Aaron Davis and Scott Stegman are seeking to change air travel as we know it.
Earlier this year, Mr. Davis and Mountain Aerospace Research Solutions unveiled the Fenris air-breathing, liquid-fueled rocket engine. The revolutionary invention takes oxygen from the atmosphere, compresses it and makes it available to use as oxidizer and free-reduction mass. The 3D-printed reusable engine has no moving parts, is 90% compatible with existing rocket technology and could significantly shorten the time between build to launch. It is able to carry a bigger payload, while also reducing launch costs and is viewed as a safer alternative in that controlled explosions now become controlled propulsion.
“You can just flip a switch, it ignites and it starts pulling atmospheric air to use as a reaction mass propellant,” Mr. Davis told the News-Press. “I mean, this is going to change how the whole species accesses outer space.”
Designed by Mr. Stegman, a Santa Barbara-based engineer, the first prototype Fenris engine was successfully static tested in July 2019 at the Mojave Air and Space Port. The test was viewed as a great success and Mr. Davis and Mr. Stegman are now moving forward with a launch-ready test later this year.
The idea for the engine came to Mr. Davis as he was watching videos on YouTube a few years ago. He watched a video about an air-breathing rocket and hired an engineer to prove him wrong.
“Honestly, it’s rocket science and let’s face it, who the heck am I?” Mr. Davis said. “Scott was kind enough to do some real due diligence and a lot of simulation.
“I mean, it’s not a cheap endeavor, rocket science. Aerospace in general is really a capital-intensive endeavor, but the payoffs for the species are huge and so you just kind of have a responsibility where you have to go for it. This is important, you can’t just leave this on the table, you know?”
Right away, Mr. Stegman realized the engine could be a true game changer.

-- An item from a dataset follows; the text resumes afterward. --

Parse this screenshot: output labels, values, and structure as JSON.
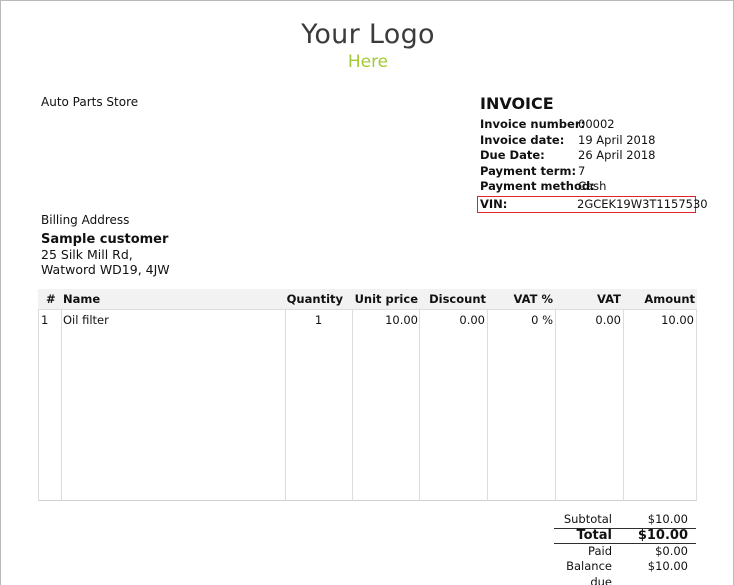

“It takes 18 hours to fly some of the places that commercial aircraft fly these days,” Mr. Davis said. “If you had this engine deployed at scale, using liquid hydrogen and liquid oxygen as the fuel, now you’re carbon neutral and you’re heading to wherever you want to be in less than an hour – which is Elon Musk’s dream.
“By being able to cut that propellant dependency significantly… (Mr. Musk recently said) ‘you can go to orbit for $30 million.’ What if you could go to orbit for $300,000? A 10-time reduction in cost. We’re hoping the technology can pay off to that level, but that’s why we’re really pushing hard to get further development.”
Some 96% of spacecraft contain parts needed to go to orbit, while only 4% is the payload. By increasing the ratio of payload to propellant, “we can change the game for the whole species,” Mr. Davis said.
Mr. Davis was recently awarded a NASA Fellowship at the Founder Institute in Palo Alto. He has been searching for investors to help transform his prototype into a reality.
“Less than 600 people have ever left this planet,” Mr. Davis said. “Being a space-fearing species, it’s not for 7 billion minus 600. It’s not going to happen, so we need a new technology to get us there.”
Mr. Davis and Mr. Stegman have been meeting with defense contractors in recent months, as well as officials associated with the NASA Marshall Space Flight Center. The meeting with the five experts with the flight center went so well that Mr. Stegman quit his job and now works for Mr. Davis full time as an engineer.
“We’ve had seven independent experts look at it and not one of them said ‘boo,’” Mr. Davis explained.
As they work on the second prototype, the duo is targeting potential suborbital launch testing by 2022 or 2023. Mr. Stegman said they hope to have the second prototype completed in the next few months, but the group will then have to find a 3D printer to print the prototype. In total, Mr. Davis is pitching for $2 million, which would get the prototype through an entire flight regime.
“Engines are what drive the story of our species,” Mr. Davis said. “New ones just don’t come along every day, certainly not ones that can get you to space.”
Mr. Davis, 40, is a former Marine combat veteran with more than 10 years in combat. He was part of nearly 1,000 combat missions and brought everyone home safely each time. He worked in aviation with the Marines and recalled always being passionate about air travel. He would frequent the Hansen Planetarium in Salt Lake, Utah, growing up, though he is still blown away with just how far he’s come with his invention.
“I never thought I would think this up to be honest with you,” he said. “I just couldn’t get it out of my mind.”
One of Mr. Davis’ heroes is Peter Diamandis, founder and chairman of the X Prize Foundation, which leads the world in designing and operating large-scale incentive competitions. Mr. Diamandis often talks about massively transformative purpose – if you want to become a billionaire, help a billion people.
“Just the concept that we live in a day and age where there’s technology where you can take an idea and manifest that and help billions of people,” Mr. Davis explained. “People I’ll never meet or never know. This engine will be around for hundreds and thousands of years after I’m gone. I’m not doing this for me.
“I remember the first time I got on a commercial airplane. It was amazing. That’s what it means to be human to me. Bringing great things to this world.”
To learn more about the Fenris engine, visit www.marsengines.com.